"Being ready to hit from the beginning can be very important for him, and then using the bigger part of the field," said Hurdle.

Hurdle must have seen the 2011 numbers, when Alvarez, between injuries, swooned to a .191 average. They are startling: When Alvarez swung at the first pitch, he hit .417 (10-for-24); furthermore, when he put a ball in play no more than two pitches into the count, he hit .347.

Meaning, when he let pitchers work him into deeper counts, Alvarez hit .119. After pitchers jumped ahead of him 0-2, Alvarez was 5-for-65 (.077) -- out of a total of 235 at-bats.

"[Twenty eight] percent of his at-bats started out 0-2. That's a tough way to make a living for anybody," Hurdle said. "That's not a secret to success. He needs to be ready to hit. He's figured out things on his own. Usually it takes a subpar performance to motivate you to figure it out."

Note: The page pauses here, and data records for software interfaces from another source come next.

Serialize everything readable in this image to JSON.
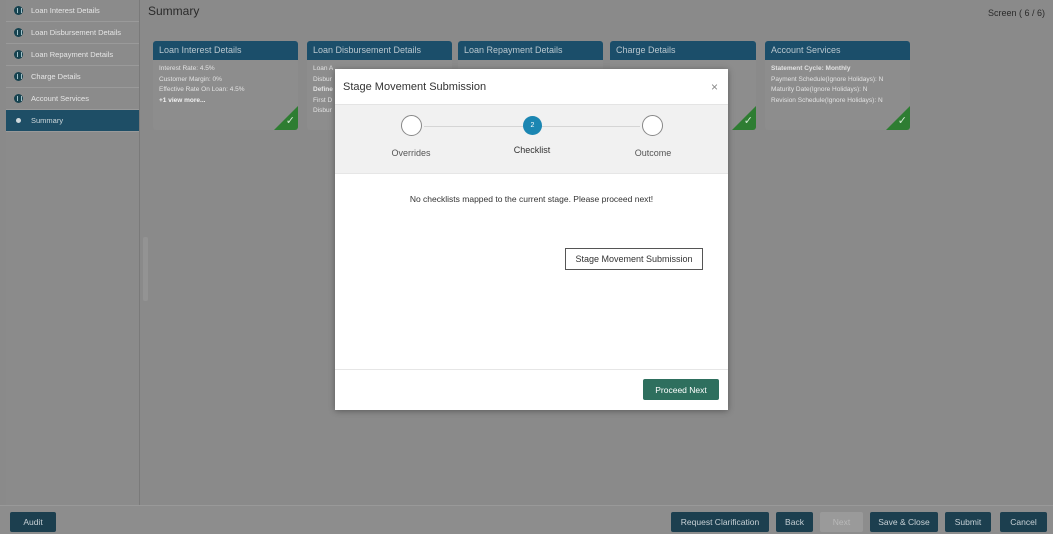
{
  "sidebar": {
    "items": [
      {
        "label": "Loan Interest Details"
      },
      {
        "label": "Loan Disbursement Details"
      },
      {
        "label": "Loan Repayment Details"
      },
      {
        "label": "Charge Details"
      },
      {
        "label": "Account Services"
      },
      {
        "label": "Summary"
      }
    ]
  },
  "header": {
    "title": "Summary",
    "screen_label": "Screen ( 6 / 6)"
  },
  "cards": [
    {
      "title": "Loan Interest Details",
      "lines": [
        "Interest Rate: 4.5%",
        "Customer Margin: 0%",
        "Effective Rate On Loan: 4.5%"
      ],
      "more": "+1 view more..."
    },
    {
      "title": "Loan Disbursement Details",
      "lines": [
        "Loan A",
        "Disbur",
        "Define",
        "First D",
        "Disbur"
      ]
    },
    {
      "title": "Loan Repayment Details",
      "lines": []
    },
    {
      "title": "Charge Details",
      "lines": []
    },
    {
      "title": "Account Services",
      "lines": [
        "Statement Cycle: Monthly",
        "Payment Schedule(Ignore Holidays): N",
        "Maturity Date(Ignore Holidays): N",
        "Revision Schedule(Ignore Holidays): N"
      ]
    }
  ],
  "modal": {
    "title": "Stage Movement Submission",
    "close_icon": "×",
    "steps": [
      {
        "label": "Overrides",
        "state": "pending"
      },
      {
        "label": "Checklist",
        "state": "active",
        "number": "2"
      },
      {
        "label": "Outcome",
        "state": "pending"
      }
    ],
    "message": "No checklists mapped to the current stage. Please proceed next!",
    "tooltip": "Stage Movement Submission",
    "proceed_label": "Proceed Next",
    "proceed_color": "#2e6f5e",
    "active_step_color": "#1b86b2"
  },
  "footer": {
    "audit": "Audit",
    "request_clarification": "Request Clarification",
    "back": "Back",
    "next": "Next",
    "save_close": "Save & Close",
    "submit": "Submit",
    "cancel": "Cancel"
  }
}
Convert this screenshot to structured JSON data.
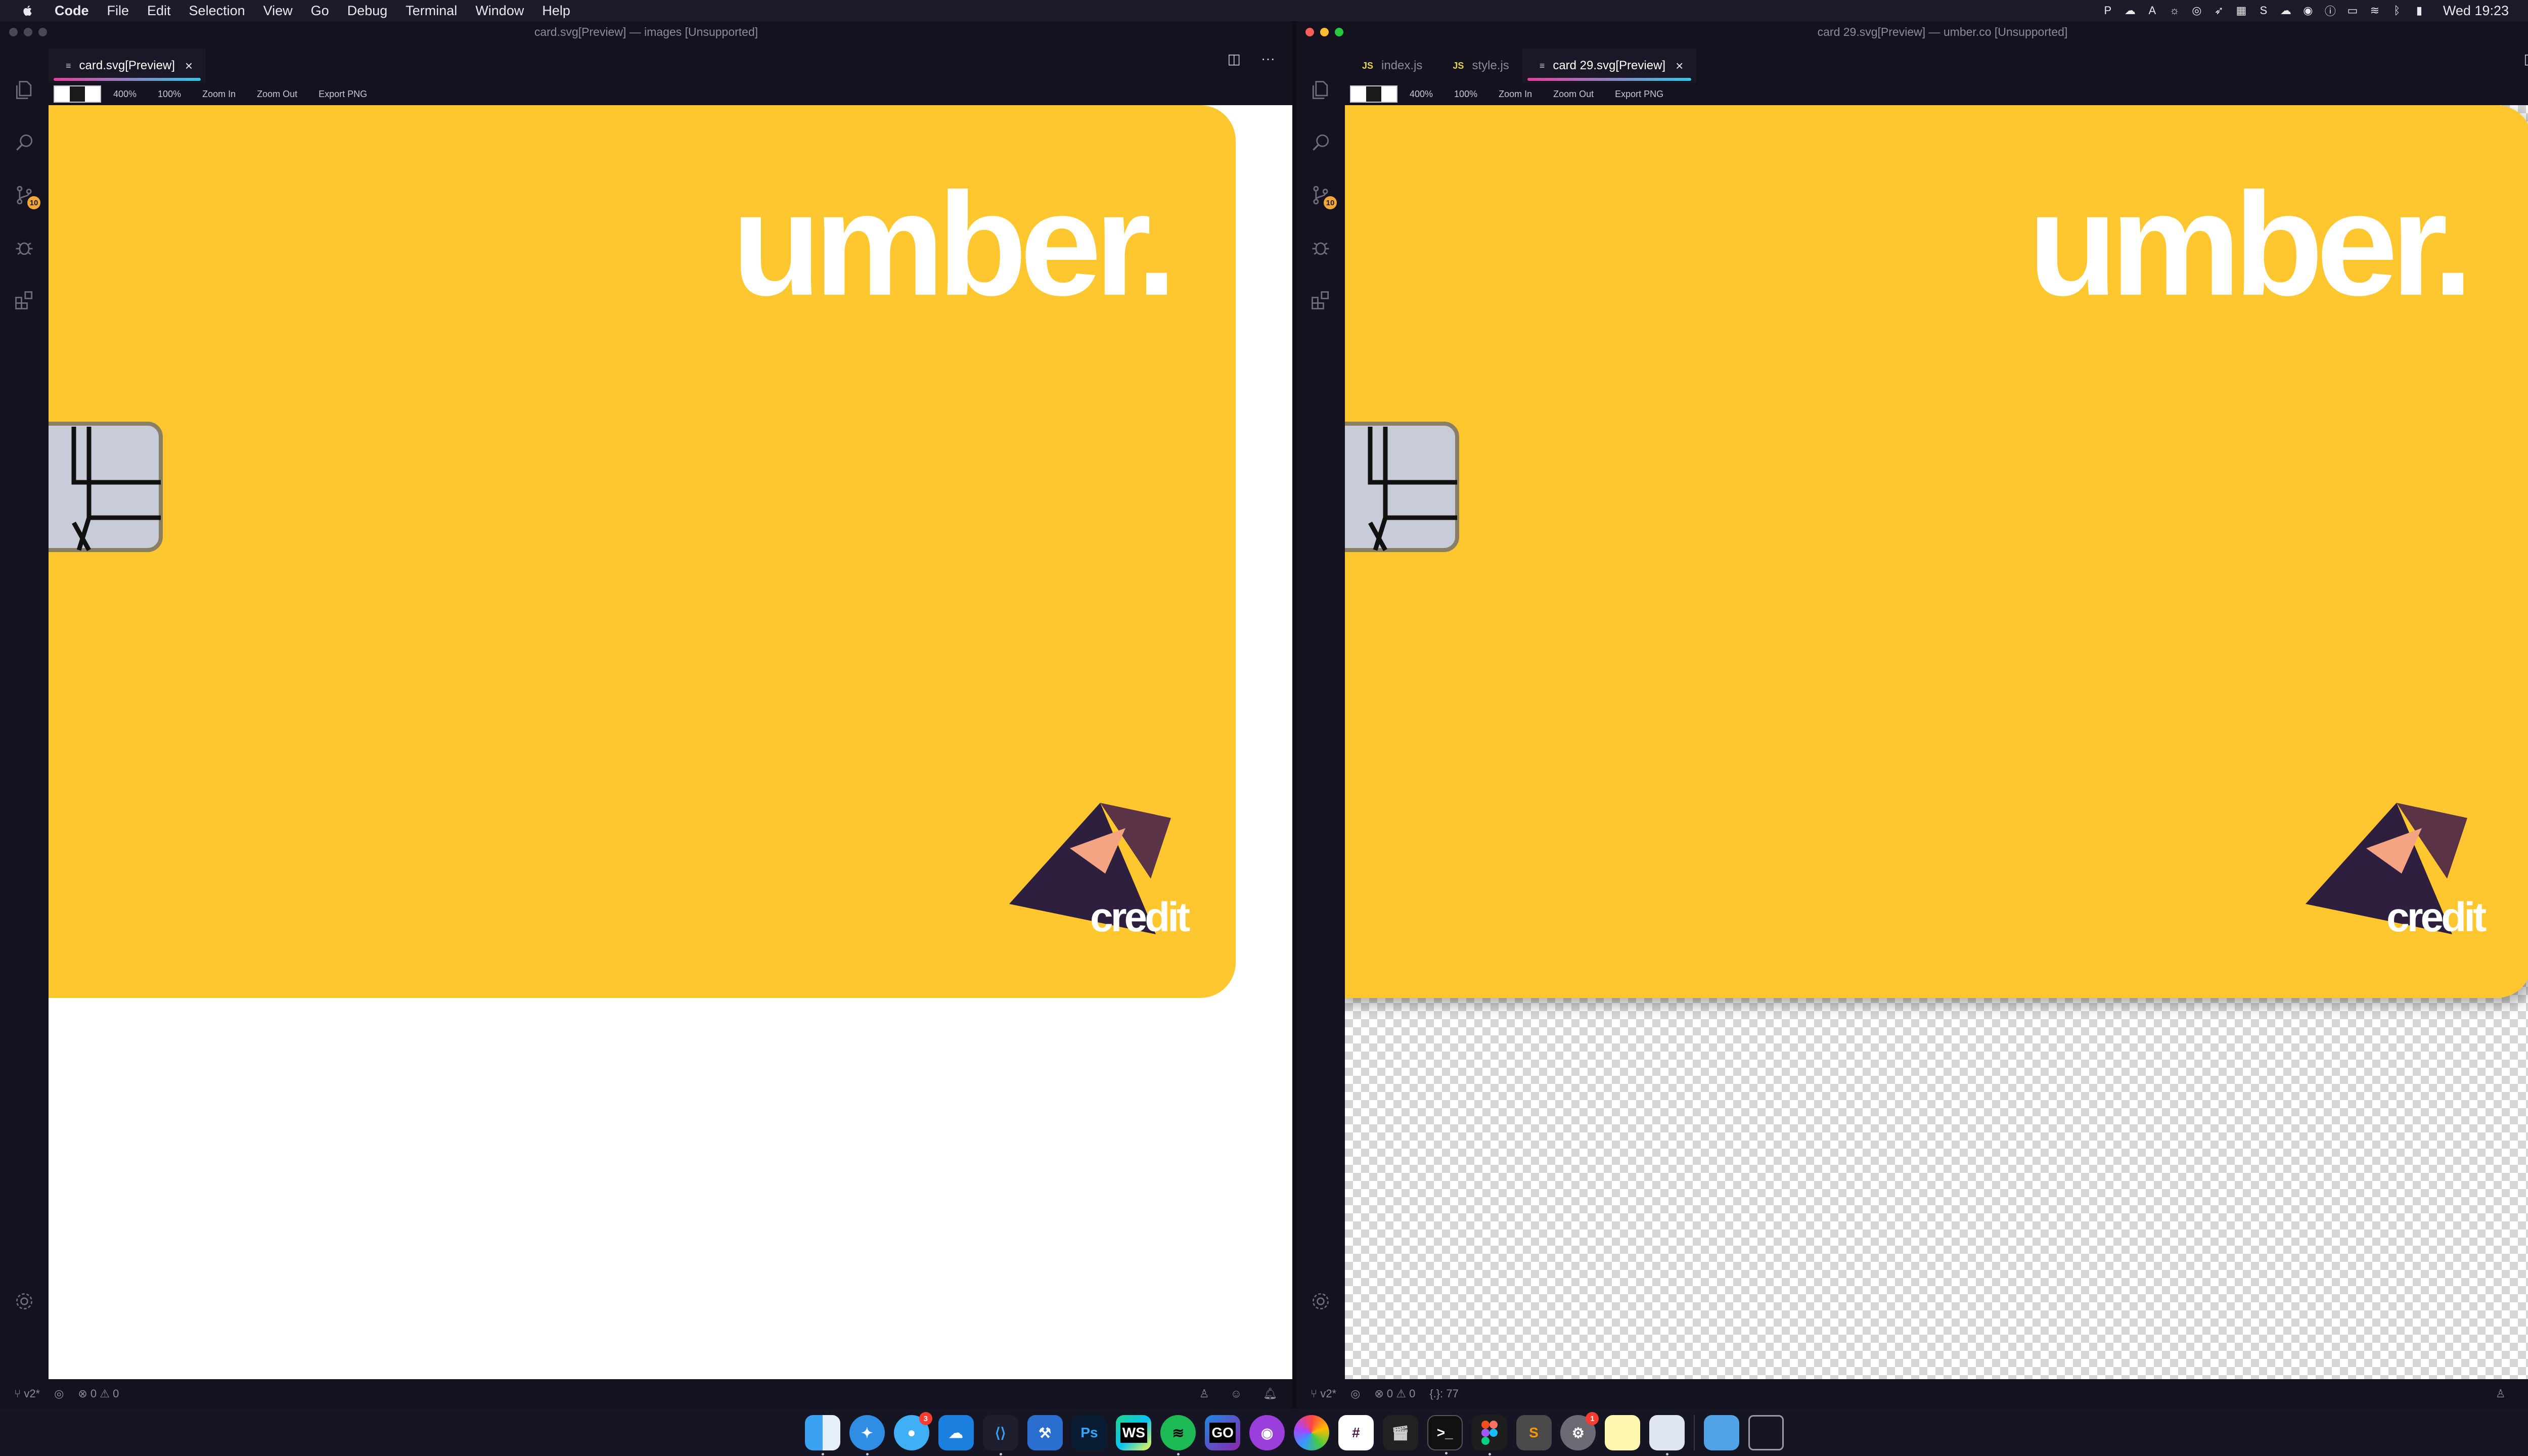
{
  "menubar": {
    "app": "Code",
    "items": [
      "File",
      "Edit",
      "Selection",
      "View",
      "Go",
      "Debug",
      "Terminal",
      "Window",
      "Help"
    ],
    "clock": "Wed 19:23"
  },
  "left_window": {
    "title": "card.svg[Preview] — images [Unsupported]",
    "tab": {
      "label": "card.svg[Preview]"
    },
    "preview_bar": {
      "zoom_small": "400%",
      "zoom": "100%",
      "zoom_in": "Zoom In",
      "zoom_out": "Zoom Out",
      "export": "Export PNG"
    },
    "status": {
      "branch": "v2*",
      "problems": "0",
      "warnings": "0"
    }
  },
  "right_window": {
    "title": "card 29.svg[Preview] — umber.co [Unsupported]",
    "tabs": [
      {
        "label": "index.js",
        "icon": "JS"
      },
      {
        "label": "style.js",
        "icon": "JS"
      },
      {
        "label": "card 29.svg[Preview]",
        "icon": "≡"
      }
    ],
    "preview_bar": {
      "zoom_small": "400%",
      "zoom": "100%",
      "zoom_in": "Zoom In",
      "zoom_out": "Zoom Out",
      "export": "Export PNG"
    },
    "status": {
      "branch": "v2*",
      "problems": "0",
      "warnings": "0",
      "selection": "{.}: 77"
    }
  },
  "card": {
    "brand": "umber.",
    "badge_text": "credit",
    "colors": {
      "card": "#ffc72f",
      "logo_dark": "#2d1f3d",
      "logo_mid": "#5a3346",
      "logo_peach": "#f4a482",
      "chip": "#c8ccd8"
    }
  },
  "activity_badge": "10",
  "dock": {
    "apps": [
      "finder-icon",
      "safari-icon",
      "messages-icon",
      "cloud-icon",
      "vscode-icon",
      "xcode-icon",
      "photoshop-icon",
      "webstorm-icon",
      "spotify-icon",
      "goland-icon",
      "podcasts-icon",
      "photos-icon",
      "slack-icon",
      "final-cut-icon",
      "terminal-icon",
      "figma-icon",
      "sublime-icon",
      "system-prefs-icon",
      "notes-icon",
      "preview-icon",
      "downloads-folder-icon",
      "trash-icon"
    ],
    "labels": {
      "photoshop": "Ps",
      "webstorm": "WS",
      "goland": "GO"
    },
    "badges": {
      "messages": "3",
      "system_prefs": "1"
    }
  }
}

In the early going of Grapefruit League play, Alvarez is 3-for-16, with two of his hits opposite-field homers.

Hague's power could land him bench role

BRADENTON, Fla. -- On the long list of baseball truisms, there should be room for this one: The tougher the decisions, the better the team. On that count, the Pirates would appear to be vastly improved at the infield corners.

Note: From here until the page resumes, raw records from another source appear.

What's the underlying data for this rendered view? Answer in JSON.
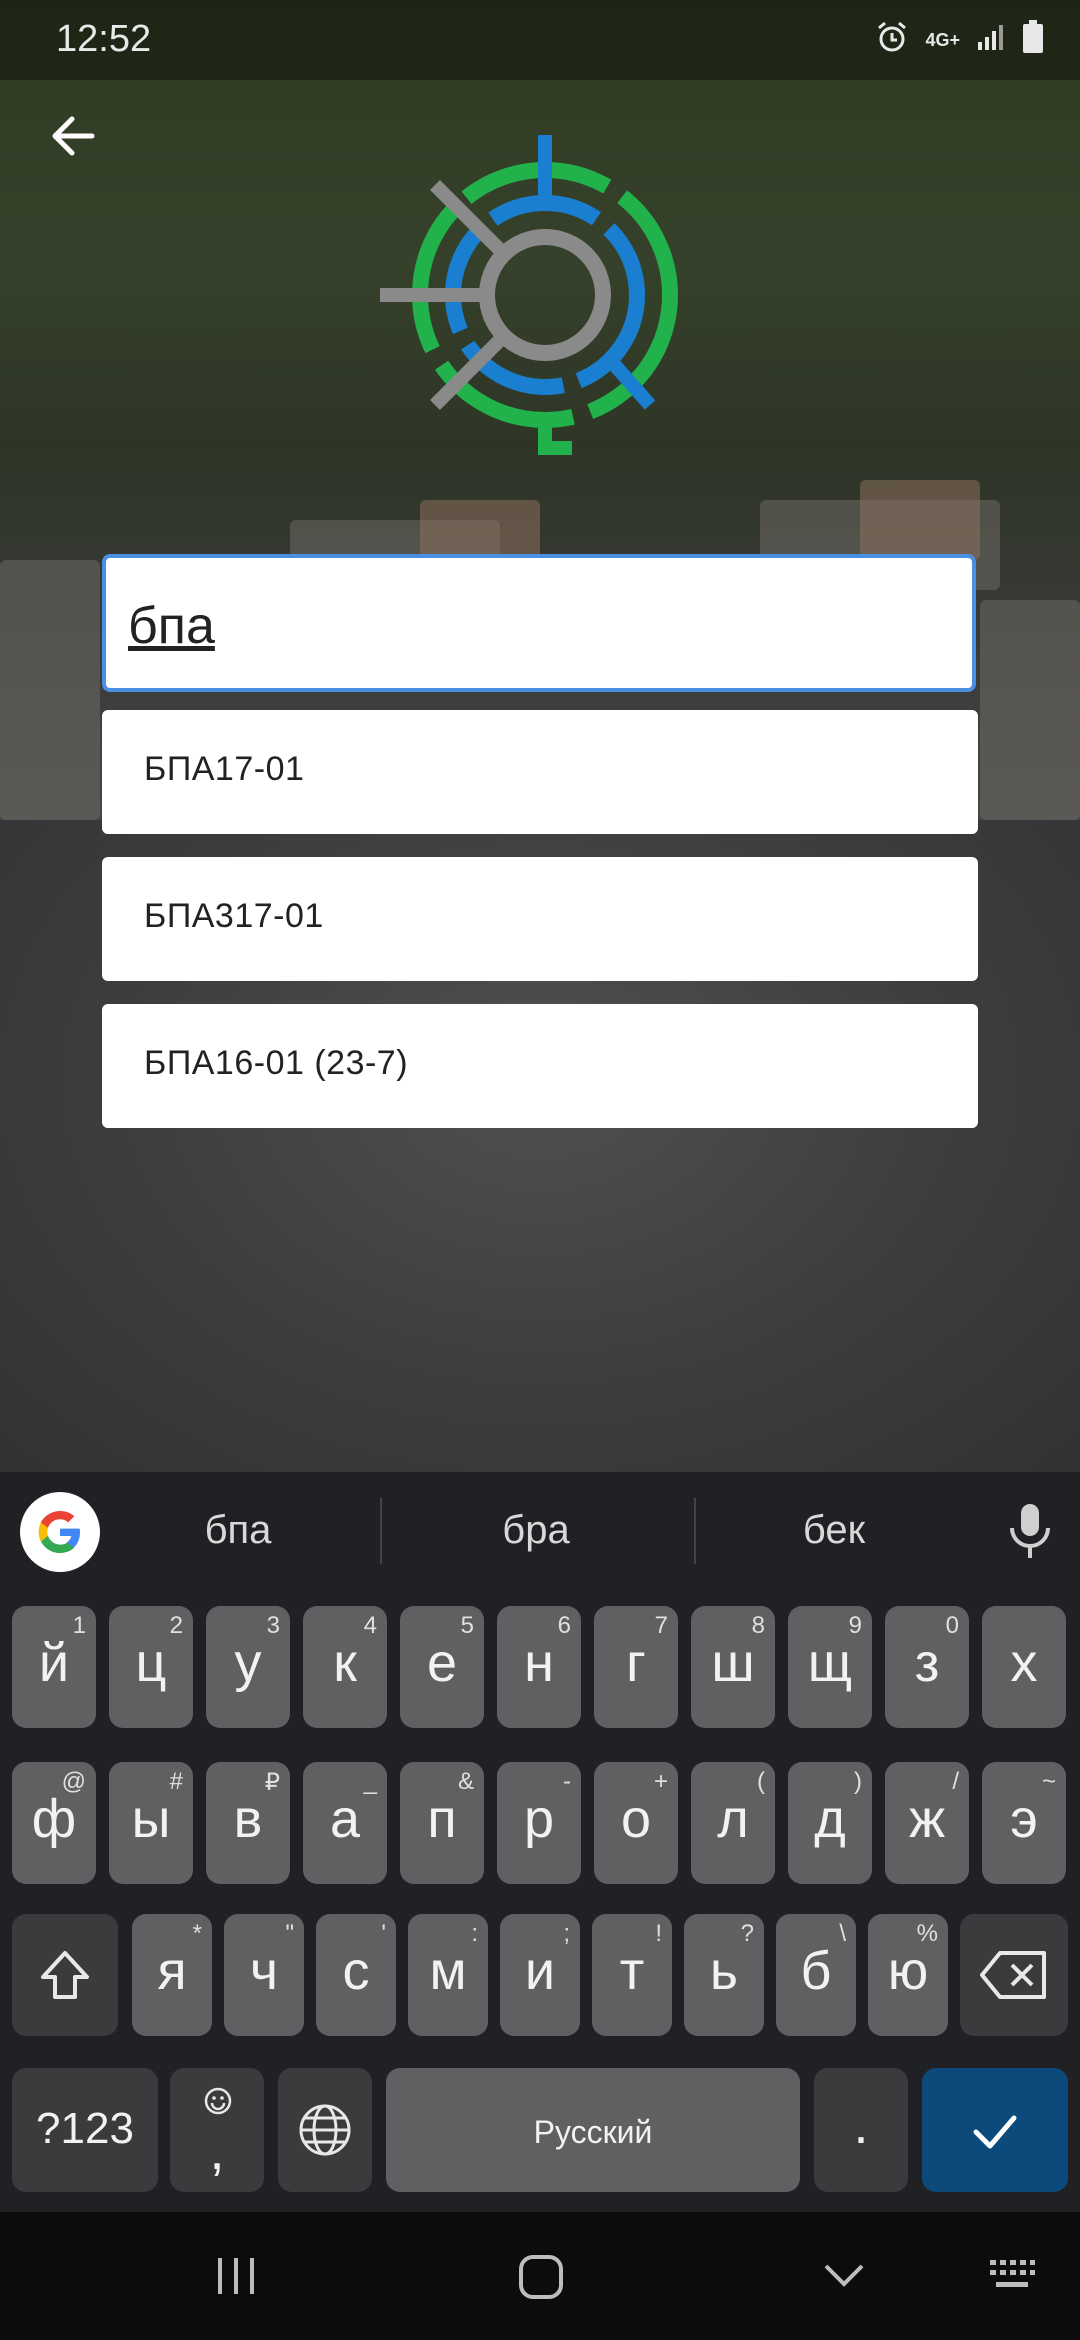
{
  "status": {
    "time": "12:52",
    "network": "4G+",
    "icons": [
      "alarm-icon",
      "signal-icon",
      "battery-icon"
    ]
  },
  "search": {
    "value": "бпа"
  },
  "suggestions": [
    "БПА17-01",
    "БПА317-01",
    "БПА16-01 (23-7)"
  ],
  "keyboard": {
    "suggestions": [
      "бпа",
      "бра",
      "бек"
    ],
    "row1": [
      [
        "й",
        "1"
      ],
      [
        "ц",
        "2"
      ],
      [
        "у",
        "3"
      ],
      [
        "к",
        "4"
      ],
      [
        "е",
        "5"
      ],
      [
        "н",
        "6"
      ],
      [
        "г",
        "7"
      ],
      [
        "ш",
        "8"
      ],
      [
        "щ",
        "9"
      ],
      [
        "з",
        "0"
      ],
      [
        "х",
        ""
      ]
    ],
    "row2": [
      [
        "ф",
        "@"
      ],
      [
        "ы",
        "#"
      ],
      [
        "в",
        "₽"
      ],
      [
        "а",
        "_"
      ],
      [
        "п",
        "&"
      ],
      [
        "р",
        "-"
      ],
      [
        "о",
        "+"
      ],
      [
        "л",
        "("
      ],
      [
        "д",
        ")"
      ],
      [
        "ж",
        "/"
      ],
      [
        "э",
        "~"
      ]
    ],
    "row3": [
      [
        "я",
        "*"
      ],
      [
        "ч",
        "\""
      ],
      [
        "с",
        "'"
      ],
      [
        "м",
        ":"
      ],
      [
        "и",
        ";"
      ],
      [
        "т",
        "!"
      ],
      [
        "ь",
        "?"
      ],
      [
        "б",
        "\\"
      ],
      [
        "ю",
        "%"
      ]
    ],
    "symbols_label": "?123",
    "comma": ",",
    "space_label": "Русский",
    "period": "."
  },
  "colors": {
    "accent": "#4a90e2",
    "logo_green": "#22b24c",
    "logo_blue": "#1a7fd0",
    "logo_gray": "#8a8a8a",
    "enter_key": "#0b4a7a"
  }
}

First and third basemen in camp virtually have to take numbers for their turns, like customers in a bakery. And right in the middle of the mix is Matt Hague, a 26-year-old strongman who has begun to hit his weight.

It's not what you think: With a career Minor League average of .302, Hague has never had a problem clearing his 230 pounds. But now he's swinging with the power implied by his build.

That threat makes him a bona fide candidate for the Bucs' bench. When the manager stamps you early in the camp with "The Hit Collector" label -- and you indeed start collecting hits -- that's an advantageous parlay.

"I think he understands the challenges he's got at his positions," skipper Clint Hurdle said of Hague, who has played primarily first base but is getting comfortable across the diamond at third. "He went to winter ball with a purpose."

Hague held his own with Tortos del Este in the Dominican Republic, batting .259 with a pair of homers and 18 RBIs in 42 games. His five hits (in 15 at-bats) in exhibition play include an impressive three-run homer off Baltimore closer Kevin Gregg.

"He's collected his share of hits," general manager Neal Huntington noted of Hague. "We're getting a good feel for Matt and for what he can do. He's got a shot to come off the bench, in a pinch-hit/part-time role."

Tom Singer is a reporter for MLB.com and writes an MLBlog, Change for a Nickel. He can also be found on Twitter @Tom_Singer. This story was not subject to the approval of Major League Baseball or its clubs.